It appears that the beach is losing its allure for many homeowners. According to Redfin.com, the percentage of people relocating from one metro to another has gone up, and most of them are former coastal dwellers looking for less expensive places to live. In 2019, 25.5% of buyers left one metro area for another one. In 2020, that number went up to 27.8%, a 9% increase year over year. This is contributing to the overall housing shortage. In fact, in the 10 most popular migration destinations, the supply of homes is down by double digits compared to last year. These patterns aren’t showing any signs of slowing down anytime soon.
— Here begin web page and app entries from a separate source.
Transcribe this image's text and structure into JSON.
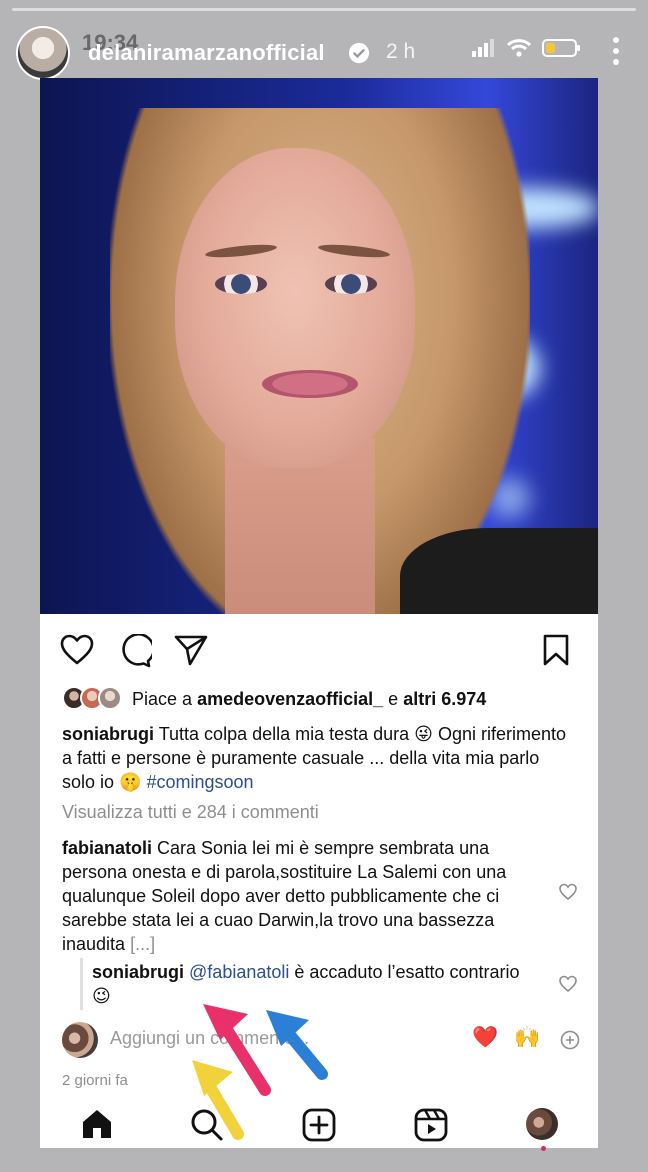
{
  "story": {
    "time": "19:34",
    "username": "delaniramarzanofficial",
    "age": "2 h"
  },
  "post": {
    "likes": {
      "prefix": "Piace a",
      "user": "amedeovenzaofficial_",
      "middle": "e",
      "others": "altri 6.974"
    },
    "caption": {
      "author": "soniabrugi",
      "text": "Tutta colpa della mia testa dura 😜 Ogni riferimento a fatti e persone è puramente casuale ... della vita mia parlo solo io 🤫",
      "hashtag": "#comingsoon"
    },
    "view_comments": "Visualizza tutti e 284 i commenti",
    "comment": {
      "author": "fabianatoli",
      "text": "Cara Sonia lei mi è sempre sembrata una persona onesta e di parola,sostituire La Salemi con una qualunque Soleil dopo aver detto pubblicamente che ci sarebbe stata lei a cuao Darwin,la trovo una bassezza inaudita",
      "more": "[...]"
    },
    "reply": {
      "author": "soniabrugi",
      "mention": "@fabianatoli",
      "text": "è accaduto l’esatto contrario 😉"
    },
    "add_comment_placeholder": "Aggiungi un commento...",
    "quick_reactions": [
      "❤️",
      "🙌"
    ],
    "post_age": "2 giorni fa"
  },
  "icons": {
    "like": "heart-icon",
    "comment": "comment-icon",
    "share": "send-icon",
    "save": "bookmark-icon",
    "home": "home-icon",
    "search": "search-icon",
    "create": "add-post-icon",
    "reels": "reels-icon"
  },
  "annotation_arrow_colors": [
    "#e8306a",
    "#2c7fd6",
    "#f2d23a"
  ]
}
With remote work continuing to be an option for many white-collar workers in large metros, there’s no reason to continue paying high mortgages when they have the means to relocate to somewhere more affordable. “A lot of young families are moving back to their hometowns to be near their parents, moves they can now make because they’re working remotely,” Katz said. “People are realizing that if they leave Los Angeles and move to a place like the Midwest or Florida, they can afford to live on just one income because their mortgage is cut in half and tax bills are lower.” Source: DS News